[What to work on]
Gather every line from the entries below that includes "JSON".
=== Provided material ===
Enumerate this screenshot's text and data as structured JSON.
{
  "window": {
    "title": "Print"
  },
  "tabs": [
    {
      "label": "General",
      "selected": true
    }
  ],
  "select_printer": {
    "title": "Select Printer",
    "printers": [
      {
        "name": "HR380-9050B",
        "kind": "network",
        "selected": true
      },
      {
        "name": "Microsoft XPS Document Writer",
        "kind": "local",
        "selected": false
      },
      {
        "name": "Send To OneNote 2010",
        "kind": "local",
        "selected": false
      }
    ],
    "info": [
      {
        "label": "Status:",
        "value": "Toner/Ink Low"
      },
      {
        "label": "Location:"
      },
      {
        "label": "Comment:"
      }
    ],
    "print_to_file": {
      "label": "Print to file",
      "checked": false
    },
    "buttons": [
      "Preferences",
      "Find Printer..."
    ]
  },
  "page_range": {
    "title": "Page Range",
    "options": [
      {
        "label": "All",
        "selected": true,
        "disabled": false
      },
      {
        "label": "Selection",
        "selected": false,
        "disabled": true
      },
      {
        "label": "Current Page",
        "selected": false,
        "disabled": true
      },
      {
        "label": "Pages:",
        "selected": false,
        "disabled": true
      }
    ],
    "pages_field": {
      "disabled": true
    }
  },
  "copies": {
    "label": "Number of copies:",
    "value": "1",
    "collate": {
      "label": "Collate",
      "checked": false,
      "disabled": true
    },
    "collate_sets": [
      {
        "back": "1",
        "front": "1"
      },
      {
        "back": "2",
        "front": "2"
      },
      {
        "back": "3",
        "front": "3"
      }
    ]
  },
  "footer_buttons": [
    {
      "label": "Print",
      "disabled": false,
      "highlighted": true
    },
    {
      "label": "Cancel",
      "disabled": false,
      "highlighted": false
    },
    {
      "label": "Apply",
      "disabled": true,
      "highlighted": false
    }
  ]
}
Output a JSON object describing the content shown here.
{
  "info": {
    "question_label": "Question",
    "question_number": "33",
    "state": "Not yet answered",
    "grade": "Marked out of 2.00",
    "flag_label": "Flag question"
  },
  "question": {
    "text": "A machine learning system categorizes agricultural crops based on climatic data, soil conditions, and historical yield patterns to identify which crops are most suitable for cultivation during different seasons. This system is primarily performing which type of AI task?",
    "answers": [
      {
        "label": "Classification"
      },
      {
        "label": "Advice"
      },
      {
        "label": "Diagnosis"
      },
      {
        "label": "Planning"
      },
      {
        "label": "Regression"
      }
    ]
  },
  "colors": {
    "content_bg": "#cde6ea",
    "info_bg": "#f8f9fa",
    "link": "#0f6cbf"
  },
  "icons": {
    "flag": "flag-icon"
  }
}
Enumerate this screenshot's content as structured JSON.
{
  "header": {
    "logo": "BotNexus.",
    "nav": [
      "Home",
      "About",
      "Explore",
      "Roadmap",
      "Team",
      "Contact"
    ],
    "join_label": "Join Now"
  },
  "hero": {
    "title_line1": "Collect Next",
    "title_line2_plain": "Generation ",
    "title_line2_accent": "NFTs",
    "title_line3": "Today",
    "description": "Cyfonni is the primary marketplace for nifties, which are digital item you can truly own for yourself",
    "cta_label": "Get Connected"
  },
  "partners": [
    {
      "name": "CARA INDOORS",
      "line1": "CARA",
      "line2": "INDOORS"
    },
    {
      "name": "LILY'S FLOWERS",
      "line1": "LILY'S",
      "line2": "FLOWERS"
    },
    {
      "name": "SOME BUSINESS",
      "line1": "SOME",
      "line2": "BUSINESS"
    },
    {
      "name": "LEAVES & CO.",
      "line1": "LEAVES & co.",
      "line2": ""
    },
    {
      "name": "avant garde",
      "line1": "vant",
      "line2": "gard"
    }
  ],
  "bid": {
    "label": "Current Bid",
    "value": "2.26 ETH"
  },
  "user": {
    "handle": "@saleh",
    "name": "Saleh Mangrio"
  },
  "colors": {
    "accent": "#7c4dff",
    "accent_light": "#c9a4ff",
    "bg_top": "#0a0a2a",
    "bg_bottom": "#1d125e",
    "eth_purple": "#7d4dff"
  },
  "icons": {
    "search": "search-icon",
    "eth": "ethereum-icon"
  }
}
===
[Expected answer]
Enumerate this screenshot's text and data as structured JSON.
Output a JSON object describing the content shown here.
Enumerate this screenshot's content as structured JSON.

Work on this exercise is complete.